At the lower end of the market, bidding wars are flaring tsp between couples who want homes and investors.

Unfortunately for the first-time homebuyers, investors are more likely to have ready cash available. That gives them an upper hand in the bidding wars.

Other factors giving first-time home buyers a disadvantage against some investors are Federal Housing Administration standards limiting the kinds of homes they can buy. For instance, FHA financing won’t cover homes with high fix-up costs, which a first-time homebuyer with limited funds can pay for.

Thus, a home priced at the lower end of the market would likely go to an investor who could fix it up and rent it rather than to a first-time buyer who could buy it but couldn’t afford to maintain it, said Tom Adams, a Monrovia-based real estate agent.

Adams estimated that about one-third of the offers he’s seeing on lower-priced homes in the San Gabriel Valley are coming from investors. In the Inland Empire, that rate could be much higher; given the areas high rate of foreclosure, Adams said.

Most investors are buying the homes, fixing them up and renting them in hopes they can sell them for more when the market recovers.
“From an appreciation standpoint, they have more room to grow,” Adams said.

Investors Gone Wild

Many in the business see the re-emergence of investors In the housing market as a sign of health and a driving force to recovery.

Indeed, buyers at the lower-priced end of the market are beginning to halt the price slide.

Martindale is confident that by buying and fixing up homes, he’s actually boosting the market, and in turn helping the economy.

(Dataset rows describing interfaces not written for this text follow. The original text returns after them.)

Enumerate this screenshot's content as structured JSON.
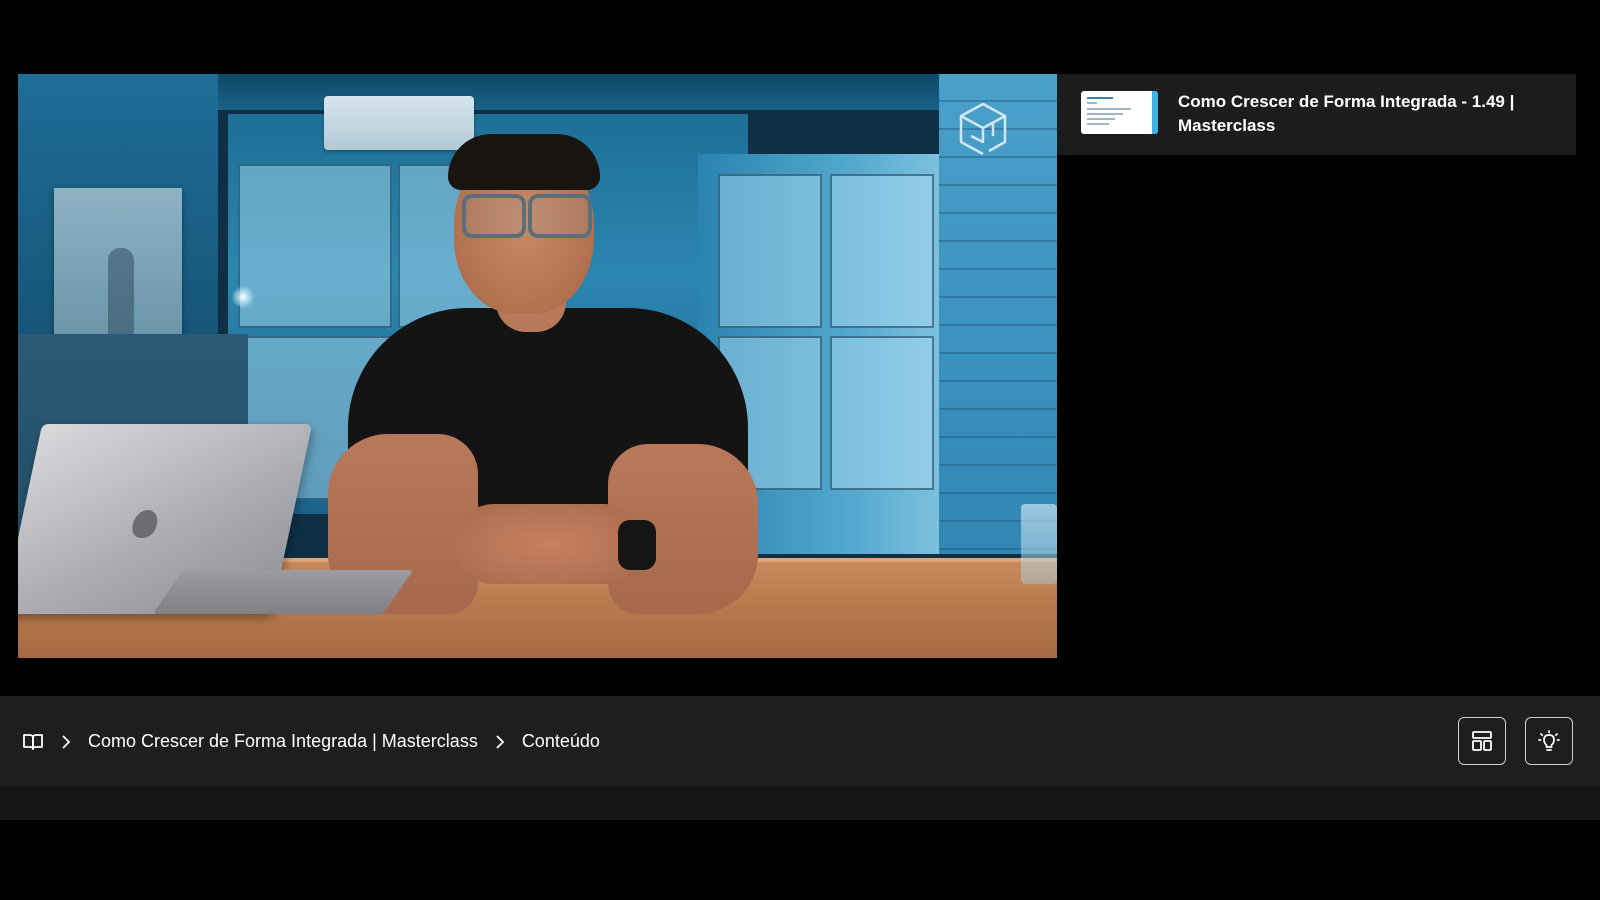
{
  "player": {
    "logo_icon": "cube-logo-icon"
  },
  "playlist": {
    "items": [
      {
        "title": "Como Crescer de Forma Integrada - 1.49 | Masterclass",
        "thumbnail": "slide-thumbnail"
      }
    ]
  },
  "breadcrumb": {
    "home_icon": "book-icon",
    "separator_icon": "chevron-right-icon",
    "items": [
      {
        "label": "Como Crescer de Forma Integrada | Masterclass"
      },
      {
        "label": "Conteúdo"
      }
    ]
  },
  "toolbar": {
    "layout_icon": "layout-icon",
    "theme_icon": "lightbulb-icon"
  },
  "colors": {
    "background": "#000000",
    "bar": "#1e1e1e",
    "panel": "#1c1c1c",
    "text": "#ffffff",
    "accent": "#3fb1e3"
  }
}
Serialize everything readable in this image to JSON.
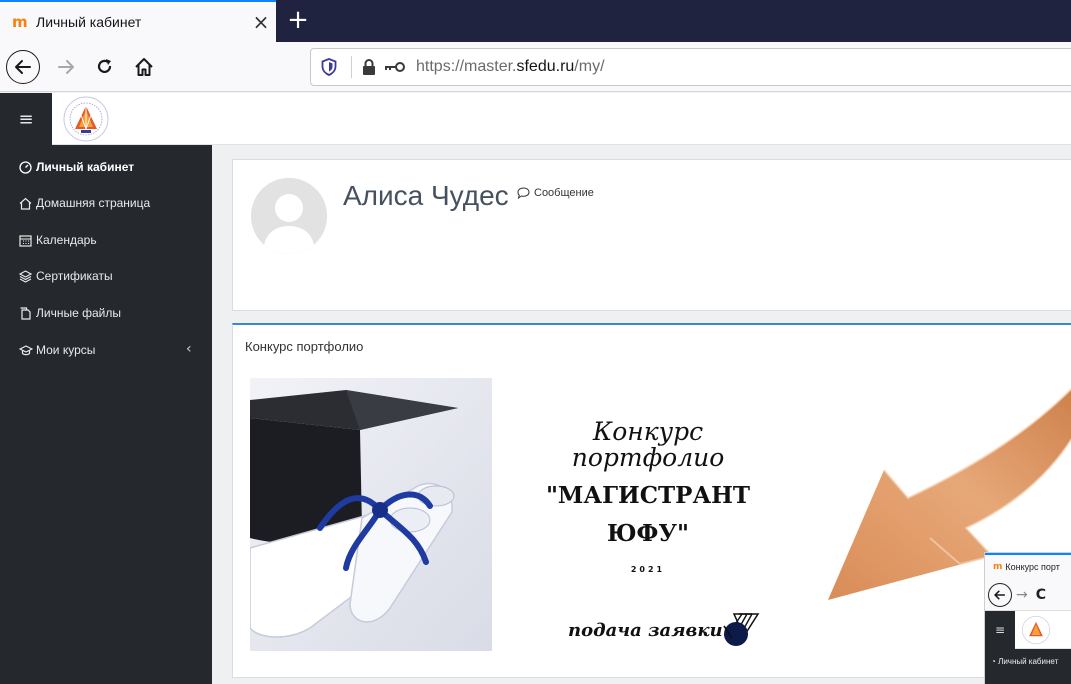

"We’re directing real money to upgrade an area,” he said.

Others see investors as a vital force of demand, who along with first-time homebuyers will help buy up large volumes of foreclosed inventory.

What some economists worry about is investing gone wild. The return of investors may be a sign of health, but If they get too confident, they could get too speculative.
A can’t-fail mentality is what helped fuel speculation arid house-flipping during the housing market boom earlier in the decade. That may fuel buying, but buyers who lack a longer view could be surprised by risks that still plague the economy, such as tenants who lose their job.

Among worst-case scenarios would be the ill effects of investors who buy only to turn housing stock into absentee-owned multi-family housing, said John Husing, a Redlands-based regional economist who specializes on the Inland Empire.

Without a stake in the community, distant property owners lack incentives for keeping up their homes and resolving tenant Issues, he said.

The result is dilapidated homes that bring down property values, high. turnover of students in local schools because tenants are always moving from city to city racing for the best deal, and difficu1ty for police who have a hard time resolving disputes among tenants without a nearby property owner.

“It's destroyed San Bernardino,” Husing said.

“It’s a recipe for urban disaster.”

But an era of too much confidence may still be a ways away. The housing market may be nearing a bottom, but prices are still falling, and more foreclosures are still on the way.

“Nobody’s super-confident,” Martindale said. “And you’ve got to have confidence before you can be too overconfident.”